Woman keeps watch over village's prairie parcel
Last updated 6/2/2021 at 2:09pm | View PDF
Bison aren't roaming through Hinsdale these days, but a vestige of the landscape they once inhabited survives on the western edge of the village: the Hinsdale Prairie.
"That's not just a prairie, that's a remnant prairie," said resident Kathleen Thomas. "Here it is. A suite of plants that have been together for thousands of years."
Saturday is National Prairie Day, celebrating the beauty and environmental value of the ecosystem once so vast it gave Illinois its "Prairie State" nickname. As a researcher at the Morton Arboretum, she tells visitors to think of the state as their body. How much is still native prairie?
"The lint in your belly button," Thomas remarked. "It's an ecosystem that's disappearing."
Thomas had earned a bachelor's degree in biology but entered the publishing field while also indulging her passion for sailboat racing, a hobby she pursued for 30 years.
"I had a lot of desktop publishing jobs and newsletters. And I did a newsletter about sailboat racing," she said.
Thomas and her family moved back to the area from Florida 19 years ago, settling in Hinsdale but unaware of the precious block-long resource just down the street at Jackson and Eighth. Once she learned about it, she wanted to know more, and credits biologist and prairie preservationist Robert Betz for working to protect that sliver of land and taking inventory of all its flora.

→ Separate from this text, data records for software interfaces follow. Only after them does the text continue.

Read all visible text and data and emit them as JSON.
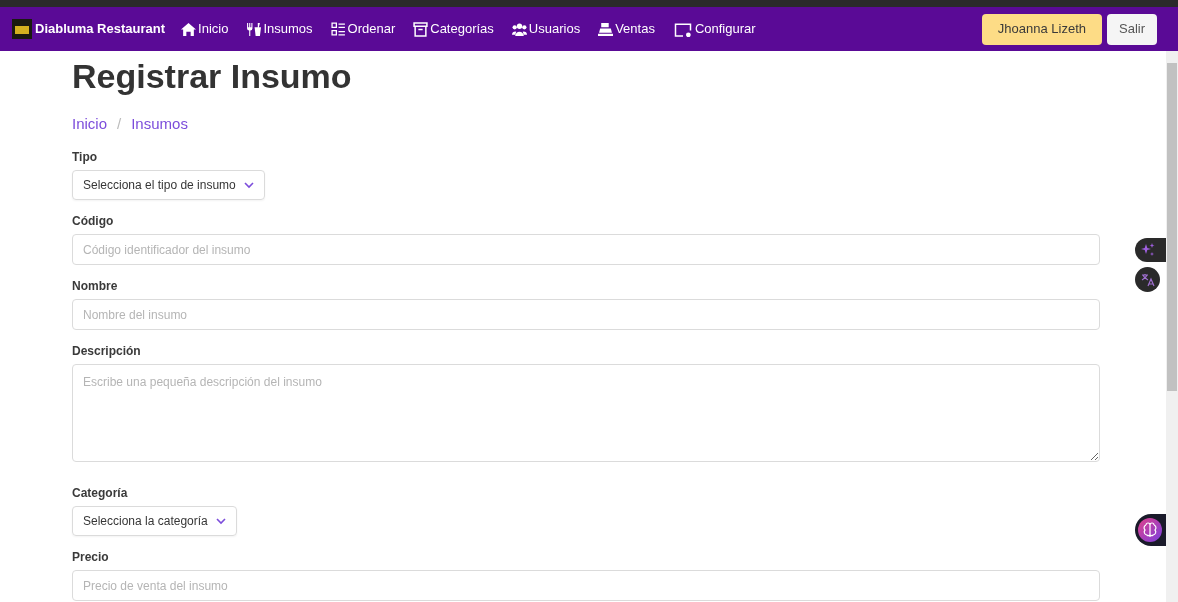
{
  "navbar": {
    "brand": "Diabluma Restaurant",
    "links": [
      {
        "label": "Inicio"
      },
      {
        "label": "Insumos"
      },
      {
        "label": "Ordenar"
      },
      {
        "label": "Categorías"
      },
      {
        "label": "Usuarios"
      },
      {
        "label": "Ventas"
      },
      {
        "label": "Configurar"
      }
    ],
    "user_button": "Jhoanna Lizeth",
    "logout_button": "Salir"
  },
  "page_title": "Registrar Insumo",
  "breadcrumb": {
    "separator": "/",
    "items": [
      "Inicio",
      "Insumos"
    ]
  },
  "form": [
    {
      "kind": "select",
      "label": "Tipo",
      "placeholder": "Selecciona el tipo de insumo"
    },
    {
      "kind": "input",
      "label": "Código",
      "placeholder": "Código identificador del insumo"
    },
    {
      "kind": "input",
      "label": "Nombre",
      "placeholder": "Nombre del insumo"
    },
    {
      "kind": "textarea",
      "label": "Descripción",
      "placeholder": "Escribe una pequeña descripción del insumo"
    },
    {
      "kind": "select",
      "label": "Categoría",
      "placeholder": "Selecciona la categoría"
    },
    {
      "kind": "input",
      "label": "Precio",
      "placeholder": "Precio de venta del insumo"
    }
  ]
}
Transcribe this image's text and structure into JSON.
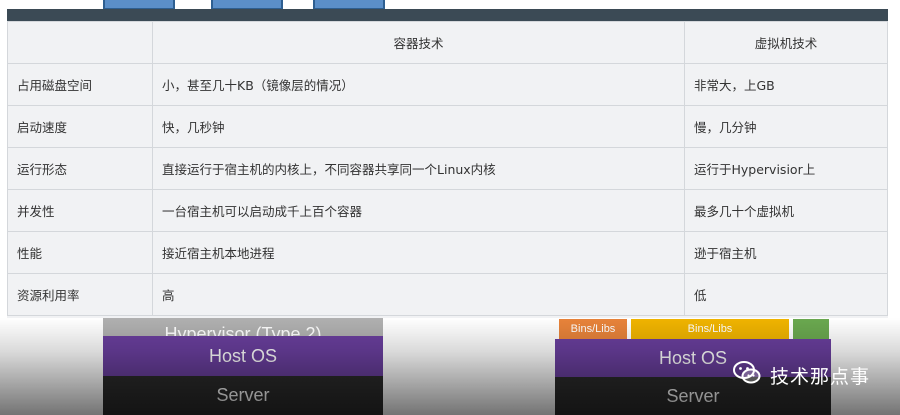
{
  "table": {
    "headers": [
      "",
      "容器技术",
      "虚拟机技术"
    ],
    "rows": [
      [
        "占用磁盘空间",
        "小，甚至几十KB（镜像层的情况）",
        "非常大，上GB"
      ],
      [
        "启动速度",
        "快，几秒钟",
        "慢，几分钟"
      ],
      [
        "运行形态",
        "直接运行于宿主机的内核上，不同容器共享同一个Linux内核",
        "运行于Hypervisior上"
      ],
      [
        "并发性",
        "一台宿主机可以启动成千上百个容器",
        "最多几十个虚拟机"
      ],
      [
        "性能",
        "接近宿主机本地进程",
        "逊于宿主机"
      ],
      [
        "资源利用率",
        "高",
        "低"
      ]
    ]
  },
  "background_diagram": {
    "left_stack": {
      "hypervisor_label": "Hypervisor (Type 2)",
      "host_os_label": "Host OS",
      "server_label": "Server"
    },
    "right_stack": {
      "bins_labels": [
        "Bins/Libs",
        "Bins/Libs"
      ],
      "host_os_label": "Host OS",
      "server_label": "Server"
    },
    "colors": {
      "host_os": "#6a3f9e",
      "server": "#2b2b2b",
      "hypervisor": "#b0b0b0",
      "bins_orange": "#e8833a",
      "bins_yellow": "#f0b400",
      "bins_green": "#6aa84f",
      "top_box": "#5b8fc9",
      "table_header_bar": "#3b4a55"
    }
  },
  "watermark": {
    "icon": "wechat-icon",
    "text": "技术那点事"
  }
}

"Hinsdale, to this day, still follows through with the annual (controlled) burn, which they promised Dr. Betz," Thomas said of the prairie restoration tactic. "The annual weeding, I'm doing, in conjunction with DuPage County Stormwater Management."
Thomas founded Friends of Hinsdale Prairie several years ago - complete with a Facebook page - and keeps watch over the area to remove any trash that finds its way in. Think prairie is just grassland? Think again.

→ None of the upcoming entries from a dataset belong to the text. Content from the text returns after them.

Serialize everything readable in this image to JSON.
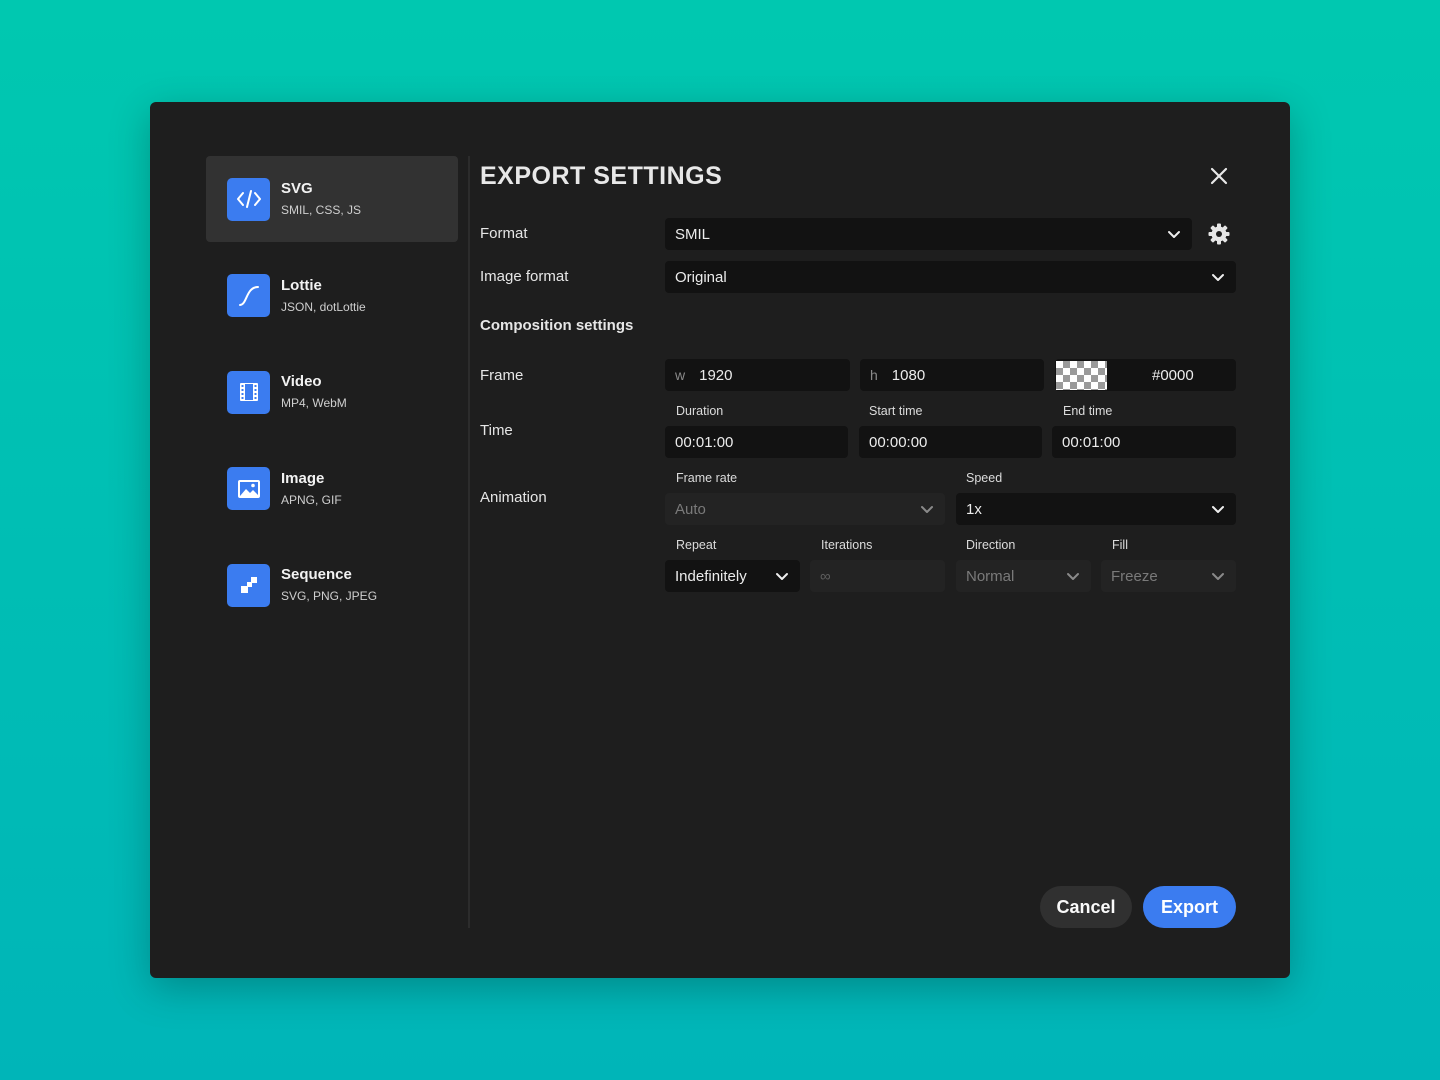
{
  "sidebar": {
    "items": [
      {
        "title": "SVG",
        "subtitle": "SMIL, CSS, JS",
        "icon": "code-icon",
        "active": true
      },
      {
        "title": "Lottie",
        "subtitle": "JSON, dotLottie",
        "icon": "curve-icon"
      },
      {
        "title": "Video",
        "subtitle": "MP4, WebM",
        "icon": "film-icon"
      },
      {
        "title": "Image",
        "subtitle": "APNG, GIF",
        "icon": "image-icon"
      },
      {
        "title": "Sequence",
        "subtitle": "SVG, PNG, JPEG",
        "icon": "sequence-icon"
      }
    ]
  },
  "header": {
    "title": "EXPORT SETTINGS"
  },
  "format": {
    "label": "Format",
    "value": "SMIL"
  },
  "image_format": {
    "label": "Image format",
    "value": "Original"
  },
  "composition": {
    "heading": "Composition settings"
  },
  "frame": {
    "label": "Frame",
    "w_prefix": "w",
    "width": "1920",
    "h_prefix": "h",
    "height": "1080",
    "color": "#0000"
  },
  "time": {
    "label": "Time",
    "duration_label": "Duration",
    "duration": "00:01:00",
    "start_label": "Start time",
    "start": "00:00:00",
    "end_label": "End time",
    "end": "00:01:00"
  },
  "animation": {
    "label": "Animation",
    "frame_rate_label": "Frame rate",
    "frame_rate": "Auto",
    "speed_label": "Speed",
    "speed": "1x",
    "repeat_label": "Repeat",
    "repeat": "Indefinitely",
    "iterations_label": "Iterations",
    "iterations": "∞",
    "direction_label": "Direction",
    "direction": "Normal",
    "fill_label": "Fill",
    "fill": "Freeze"
  },
  "footer": {
    "cancel": "Cancel",
    "export": "Export"
  },
  "colors": {
    "accent": "#3b7cf0",
    "dialog_bg": "#1e1e1e",
    "field_bg": "#121212",
    "background": "#00c2b2"
  }
}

"The diversity is so intense in this prairie that you've got five or six species within a square yard," she said, noting one might even spy a tiny iridescent green prairie bee that pollinates native flora.

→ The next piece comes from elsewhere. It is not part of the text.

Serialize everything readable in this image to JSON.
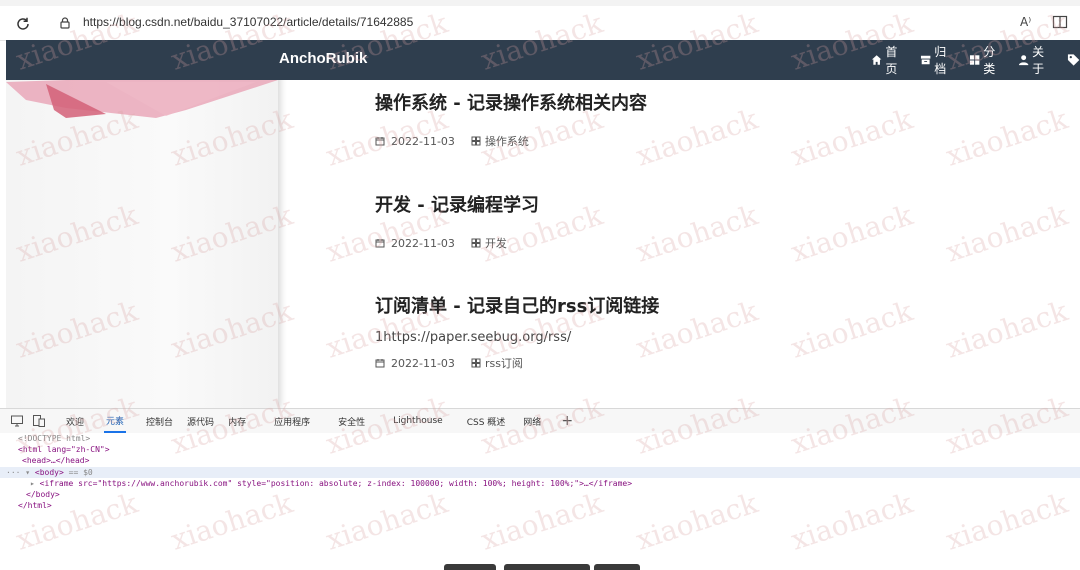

The extensive root systems of the plants help mitigate flooding and erosion and also serve as a natural rain purifier, she said. Thomas even converted her front yard into a nursery for indigenous plants.
"I didn't want the chemicals, and I was tired of digging wheelbarrows full of dandelions and having them just come back."
For those interested in learning more about this local treasure, Thomas will be at the prairie entrance from noon to 4 p.m. Saturday, June 5, giving sidewalk tours.
"I can show them iconic prairie plants from that sidewalk," she said.
But don't try to swipe any specimens. The prairie is a designated Illinois Natural Area, meaning plant material may not be removed. Thomas just hopes it continues to thrive.
"I've learned a lot, and I know there's a lot more to learn."
- story by Ken Knutson, photo by Jim Slonoff